··· Supplied information ···

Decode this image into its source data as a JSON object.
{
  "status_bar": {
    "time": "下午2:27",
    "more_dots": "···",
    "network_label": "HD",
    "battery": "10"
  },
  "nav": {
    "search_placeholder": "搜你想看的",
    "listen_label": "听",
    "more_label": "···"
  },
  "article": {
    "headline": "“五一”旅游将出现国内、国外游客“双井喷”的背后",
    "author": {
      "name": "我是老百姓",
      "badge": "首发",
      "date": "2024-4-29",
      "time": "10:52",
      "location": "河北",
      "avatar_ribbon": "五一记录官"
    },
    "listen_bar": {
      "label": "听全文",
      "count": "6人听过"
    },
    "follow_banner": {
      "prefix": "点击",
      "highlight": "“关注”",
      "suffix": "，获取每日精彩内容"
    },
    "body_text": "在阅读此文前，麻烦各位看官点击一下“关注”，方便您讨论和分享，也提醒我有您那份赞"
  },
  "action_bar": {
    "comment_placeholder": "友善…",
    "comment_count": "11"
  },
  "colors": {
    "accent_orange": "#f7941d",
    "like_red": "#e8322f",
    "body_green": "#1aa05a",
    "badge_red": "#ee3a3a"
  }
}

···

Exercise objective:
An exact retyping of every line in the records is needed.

Written response:
Decode this image into its source data as a JSON object.
{
  "status_bar": {
    "time": "下午2:27",
    "more_dots": "···",
    "network_label": "HD",
    "battery": "10"
  },
  "nav": {
    "search_placeholder": "搜你想看的",
    "listen_label": "听",
    "more_label": "···"
  },
  "article": {
    "headline": "“五一”旅游将出现国内、国外游客“双井喷”的背后",
    "author": {
      "name": "我是老百姓",
      "badge": "首发",
      "date": "2024-4-29",
      "time": "10:52",
      "location": "河北",
      "avatar_ribbon": "五一记录官"
    },
    "listen_bar": {
      "label": "听全文",
      "count": "6人听过"
    },
    "follow_banner": {
      "prefix": "点击",
      "highlight": "“关注”",
      "suffix": "，获取每日精彩内容"
    },
    "body_text": "在阅读此文前，麻烦各位看官点击一下“关注”，方便您讨论和分享，也提醒我有您那份赞"
  },
  "action_bar": {
    "comment_placeholder": "友善…",
    "comment_count": "11"
  },
  "colors": {
    "accent_orange": "#f7941d",
    "like_red": "#e8322f",
    "body_green": "#1aa05a",
    "badge_red": "#ee3a3a"
  }
}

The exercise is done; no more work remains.